Thanks for your time, Jeff. It was nice talking to you again.
It’s my pleasure.
Thanks for your insight on helping people develop that power team to get the owner where they want to be. I love what you said, the owners that can run a company at any distance continues to grow and run its own and freedom to do what you want. I love that definition of an owner. Thanks for your time, Jeff. I appreciate it.
You’re welcome. Thank you.
About Jeff Lee
Jeff F. Lee is Co-Founder & CEO of Fortis Business Solutions, an international business training and consulting firm engaged in the areas of business management, product de-bugging, ethics, PR, marketing, sales training, succession planning exit strategies, helping companies in turnaround situations. Fortis is an umbrella company that owns the brand “Measurable Solutions” and “Veterinary Practice Solutions” Measurable Solutions made it on the Entrepreneur Magazine “Hot 100 List” and has set an industry standard for its type of executive training company for being the fastest growing company internationally for 5 years in a row. Many of Measurable Solutions clients are Inc. 500 award winners and several have won practice of the year in their respective areas. The “Veterinary Practice Solutions” brand has helped hundreds of veterinary practices expand their practices several times over and has helped the practice owners into owner independent practices.
Mr. Lee’s objective with his clients is to get them to be able to run their business at any distance creating the freedom to do what they want. And has achieved this with 100’s of clients. He’s clients have achieved many Inc. 500 awards as well as won PT Clinics of the Year.
Since 1979 Mr. Lee has been involved in business management and consulting for entrepreneurs, Financial Advisors, and health professionals, as well as international finance and estate planning.
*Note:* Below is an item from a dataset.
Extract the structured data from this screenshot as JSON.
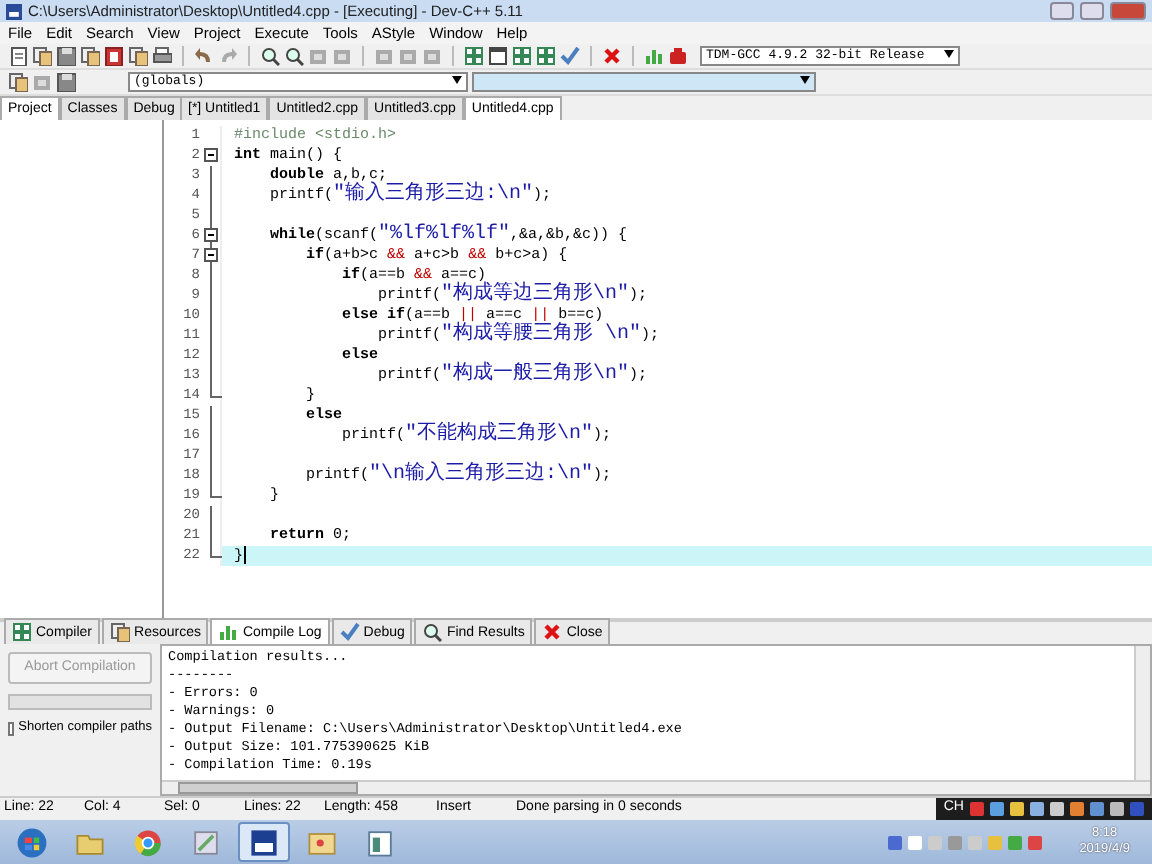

He holds Certificates of graduation and MBA from the Hubbard College of Administration has been interned in Executive Management, Organization Executive Course, Strategic Planning, Financial Planning, Organizational Communications, Ethics & Justice, Management by Statistics, Public Relations, Marketing, Sales, Data Evaluation, Product De-bug, Quality Control and Business Development.